It will also be interesting to see whether some of the established veterans, who have not been participating in voluntary organized team activities, will take part in this week's sessions because they are already in town. This week's OTAs will be the last ones before next week's mandatory minicamp. Among the players who have yet to participate in OTAs – at least the two sessions open to the media – are fullback Vonta Leach, guard Marshal Yanda, linebacker Terrell Suggs, defensive tackle Haloti Ngata and defensive end Chris Canty. Canty, who is coming off a knee injury, has been at the team facility the past couple of weeks.
There wasn't too much to gain from a reporter's standpoint at last week's OTAs but three guys that continue to make positive impressions are tight end Ed Dickson, rookie nose tackle Brandon Williams and cornerback Jimmy Smith. Dickson has been extremely active and has made some tough catches.

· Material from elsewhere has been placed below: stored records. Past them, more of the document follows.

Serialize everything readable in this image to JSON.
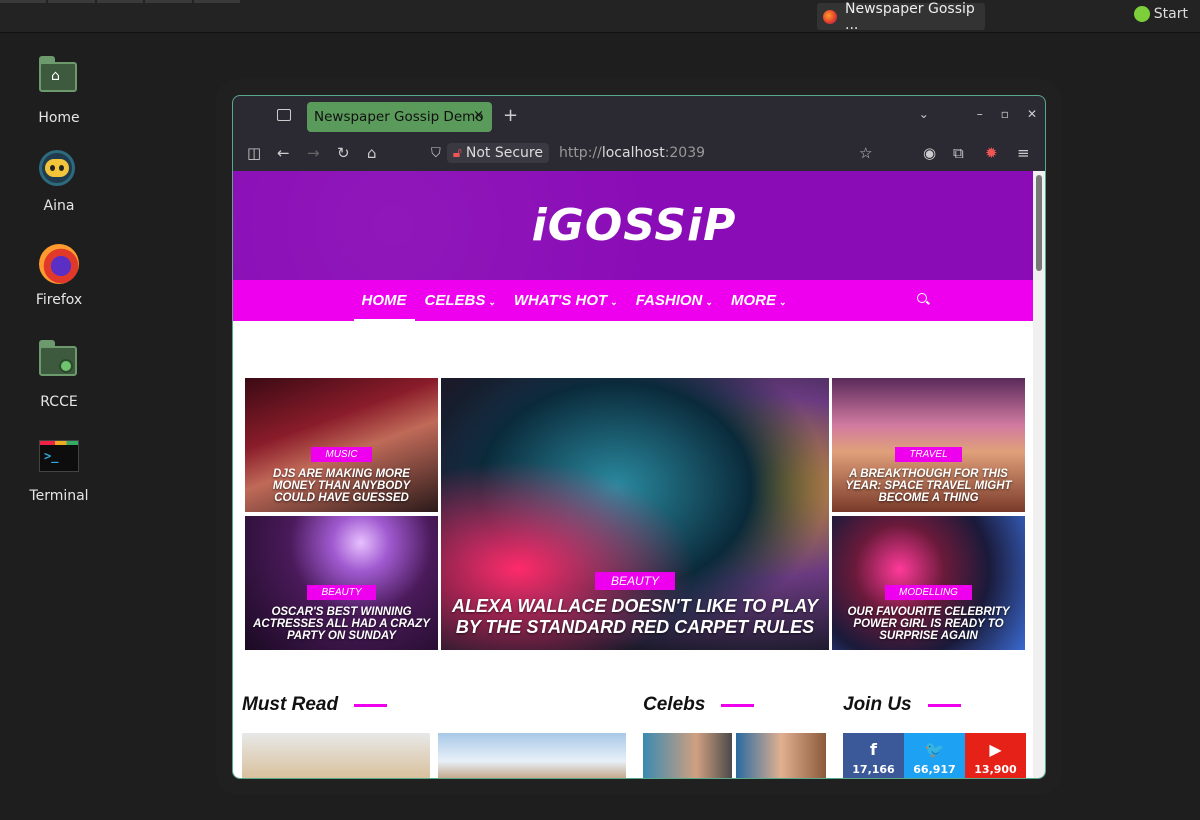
{
  "panel": {
    "task_title": "Newspaper Gossip ...",
    "start_label": "Start"
  },
  "desktop": {
    "icons": [
      {
        "label": "Home"
      },
      {
        "label": "Aina"
      },
      {
        "label": "Firefox"
      },
      {
        "label": "RCCE"
      },
      {
        "label": "Terminal"
      }
    ]
  },
  "browser": {
    "tab_title": "Newspaper Gossip Demo",
    "new_tab": "+",
    "tab_close": "×",
    "not_secure": "Not Secure",
    "url_prefix": "http://",
    "url_host": "localhost",
    "url_port": ":2039"
  },
  "site": {
    "logo": "iGOSSiP",
    "nav": [
      {
        "label": "HOME",
        "dropdown": false
      },
      {
        "label": "CELEBS",
        "dropdown": true
      },
      {
        "label": "WHAT'S HOT",
        "dropdown": true
      },
      {
        "label": "FASHION",
        "dropdown": true
      },
      {
        "label": "MORE",
        "dropdown": true
      }
    ],
    "hero": [
      {
        "category": "MUSIC",
        "title": "DJS ARE MAKING MORE MONEY THAN ANYBODY COULD HAVE GUESSED"
      },
      {
        "category": "BEAUTY",
        "title": "OSCAR'S BEST WINNING ACTRESSES ALL HAD A CRAZY PARTY ON SUNDAY"
      },
      {
        "category": "BEAUTY",
        "title": "ALEXA WALLACE DOESN'T LIKE TO PLAY BY THE STANDARD RED CARPET RULES"
      },
      {
        "category": "TRAVEL",
        "title": "A BREAKTHOUGH FOR THIS YEAR: SPACE TRAVEL MIGHT BECOME A THING"
      },
      {
        "category": "MODELLING",
        "title": "OUR FAVOURITE CELEBRITY POWER GIRL IS READY TO SURPRISE AGAIN"
      }
    ],
    "sections": {
      "must_read": "Must Read",
      "celebs": "Celebs",
      "join_us": "Join Us"
    },
    "social": [
      {
        "glyph": "f",
        "count": "17,166",
        "color": "#3b5998"
      },
      {
        "glyph": "🐦",
        "count": "66,917",
        "color": "#1da1f2"
      },
      {
        "glyph": "▶",
        "count": "13,900",
        "color": "#e62117"
      }
    ]
  }
}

Williams is just huge and he moves pretty well for a big man. And Smith just looks so much more comfortable and confident. He says he's lost 10 pounds and he certainly looks leaner and like he's moving really well. For all the knocks on Smith, he was clutch in the Super Bowl and it's clear that he's intent on building on that. Assuming Webb returns healthy, the Ravens should be pretty set at cornerback with Webb, Smith, Corey Graham and Chykie Brown occupying the top four spots. Veteran Chris Johnson,

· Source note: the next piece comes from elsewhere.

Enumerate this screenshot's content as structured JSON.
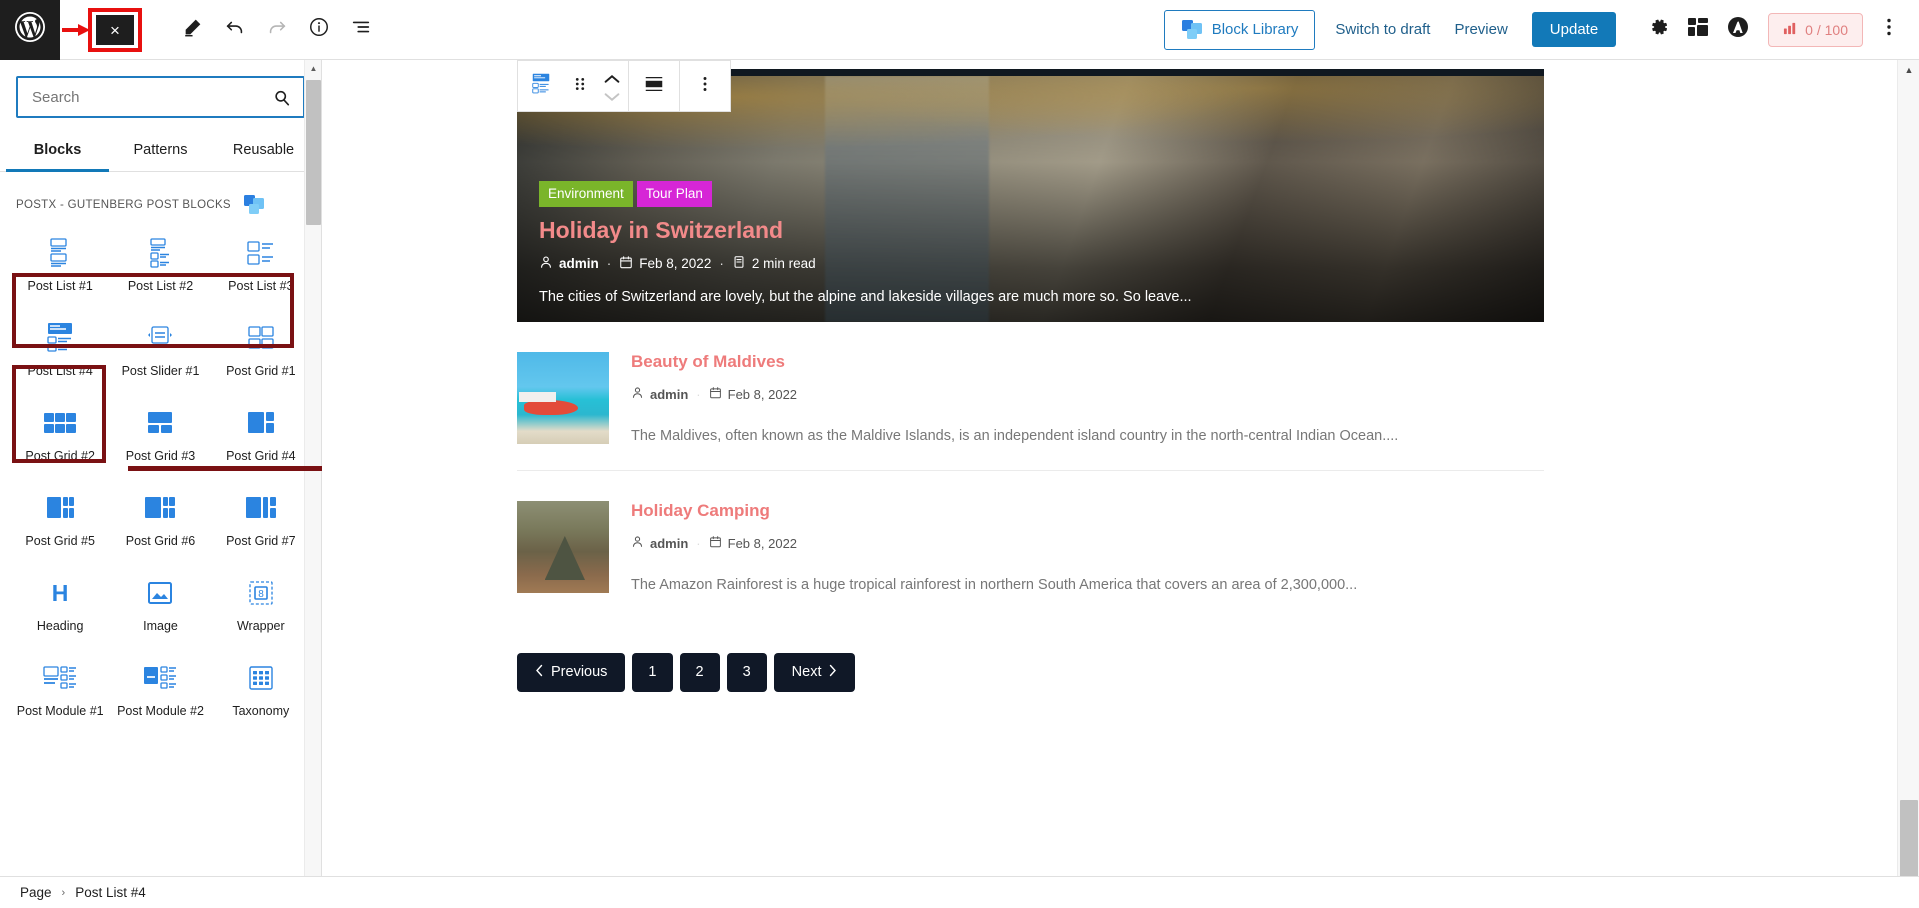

second-year player Asa Jackson and rookies Marc Anthony and Moe Lee will also compete for spots.
This qualifies as old news but the Ravens officially picked up $2.5 million of salary cap space over the weekend because of their release of Pollard with a post-June 1 designation. They are now just over $4 million under the salary cap. A bit of that room will go to signing safety Matt Elam and Williams, the only two remaining unsigned draft picks, but the Ravens still will have enough left over to address an area of need. I would think at some point that the Ravens will either trade or sign an experienced wide receiver or add some depth at middle linebacker.
Thankfully, the fallout following agent Joe Linta's comments to USA Today that the Ravens were "dumb" not to sign his client, Joe Flacco, before last season finally appears to be over. I see no reason to revisit the situation but I do find it humorous that there is a perception that the Ravens are overwhelmed with regret about how this is all worked out. Sure, it cost them a lot more money than it would have if they had signed Flacco to a contract extension six or seven months earlier. But do you think any of their top decision makers are losing any sleep over it? Exactly four months ago today, they watched a motivated Flacco lead the team to a Super Bowl. I'd say it worked out fine for both sides.